I can remember time when Internet was still young and the basic mean of communication was e-mail. Real-time chat was possible through IRC protocol. Later, changes came with the appearance of Instant Messaging (IM) apps, from which ICQ was probably the first. There were many of them, all having similar, basic functionality - list of contacts, seeing their status (available, away, offline) and chat. Gadu-Gadu (renamed later to GG) was local one very popular in Poland, but others were also in use, like AOL, MSN, Jabber.
Over time clients for those networks became bloated with more or less useful features, fancy skins and emoticons, and of course lots of ads - which all consumed additional RAM and CPU time, not to mention just being annoying. Then, something wonderful happened - alternative clients started to appear. Whether based on open protocols (like Jabber) or reverse-engineering others, these multi-communicators were often lightweight, supported alternative platforms (like Pidgin working on Linux) and integrated support for many protocols in a single app, with single list of contacts and unified user interface. My favorite one was Konnekt and later AQQ.
New era started probably with Skype, which for most of us was an introduction to new features like audio- and videochat. Next generation communication apps became more complex, provide more useful features, but at the same time they are even more resource-heavy and (in case of smartphones) drain battery. For some reasons they have no alternative clients (probably because their protocols are more complex, proprietary, and encrypted). And there are many of them. So here I am today, having multiple messaging apps installed on my smartphone. I do most of chatting with my friends via Facebook Messenger these days, but some of them prefer other program, so I ocasionally use also: Skype, Telegram, WhatsApp, Signal, Slack, Google Talk and Hangouts, plus of course the old good phone calls, SMS, and e-mail. What a mess!
At the same time I can see they all start to converge. They look similar as it becomes more and more clear what's the optimal user interface for such app. Features added to some of them quickly appear in others, like end-to-end encryption or (most recently) commenting others' messages with a smiley. So I think the future is once again to have a single messaging app.

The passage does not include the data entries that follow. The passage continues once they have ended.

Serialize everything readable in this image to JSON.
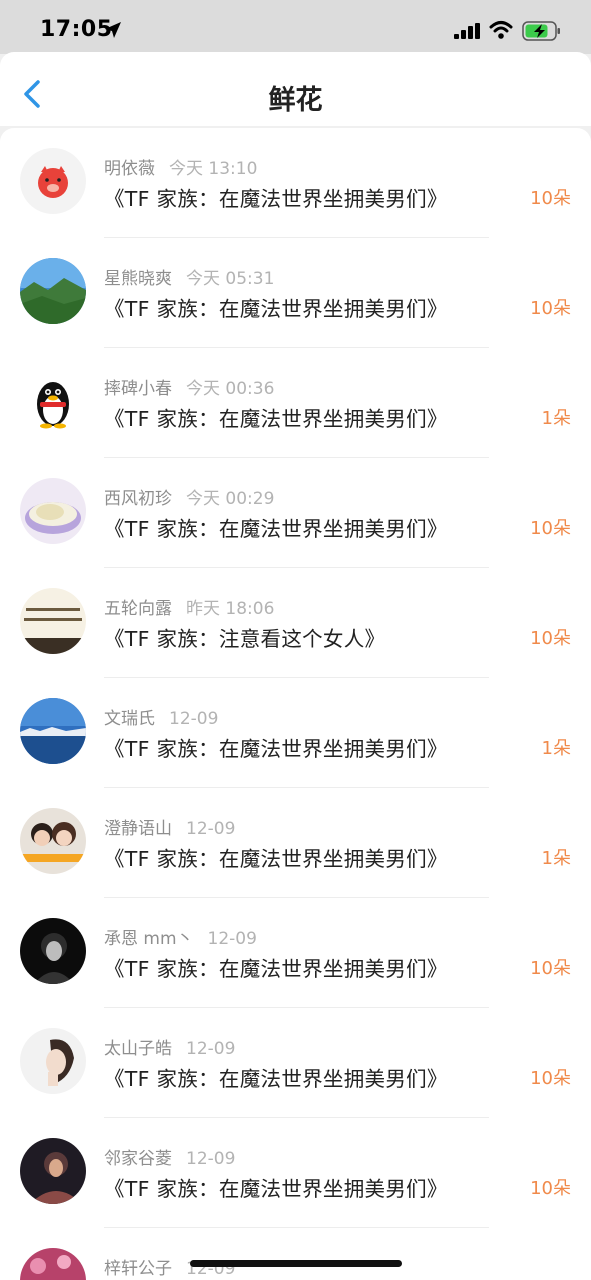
{
  "status": {
    "time": "17:05"
  },
  "nav": {
    "title": "鲜花"
  },
  "items": [
    {
      "name": "明依薇",
      "time": "今天 13:10",
      "book": "《TF 家族：在魔法世界坐拥美男们》",
      "count": "10朵"
    },
    {
      "name": "星熊晓爽",
      "time": "今天 05:31",
      "book": "《TF 家族：在魔法世界坐拥美男们》",
      "count": "10朵"
    },
    {
      "name": "摔碑小春",
      "time": "今天 00:36",
      "book": "《TF 家族：在魔法世界坐拥美男们》",
      "count": "1朵"
    },
    {
      "name": "西风初珍",
      "time": "今天 00:29",
      "book": "《TF 家族：在魔法世界坐拥美男们》",
      "count": "10朵"
    },
    {
      "name": "五轮向露",
      "time": "昨天 18:06",
      "book": "《TF 家族：注意看这个女人》",
      "count": "10朵"
    },
    {
      "name": "文瑞氏",
      "time": "12-09",
      "book": "《TF 家族：在魔法世界坐拥美男们》",
      "count": "1朵"
    },
    {
      "name": "澄静语山",
      "time": "12-09",
      "book": "《TF 家族：在魔法世界坐拥美男们》",
      "count": "1朵"
    },
    {
      "name": "承恩 mm丶",
      "time": "12-09",
      "book": "《TF 家族：在魔法世界坐拥美男们》",
      "count": "10朵"
    },
    {
      "name": "太山子皓",
      "time": "12-09",
      "book": "《TF 家族：在魔法世界坐拥美男们》",
      "count": "10朵"
    },
    {
      "name": "邻家谷菱",
      "time": "12-09",
      "book": "《TF 家族：在魔法世界坐拥美男们》",
      "count": "10朵"
    },
    {
      "name": "梓轩公子",
      "time": "12-09",
      "book": "",
      "count": ""
    }
  ],
  "colors": {
    "accent": "#f08a4b",
    "back": "#2f95e6"
  }
}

I only hope it will be just a GUI supporting multiple protocols, and not one of those "Big Brother" corporations (who already know everything about as) dominating all the messaging, just like Gmail dominated market of e-mail servers and readers.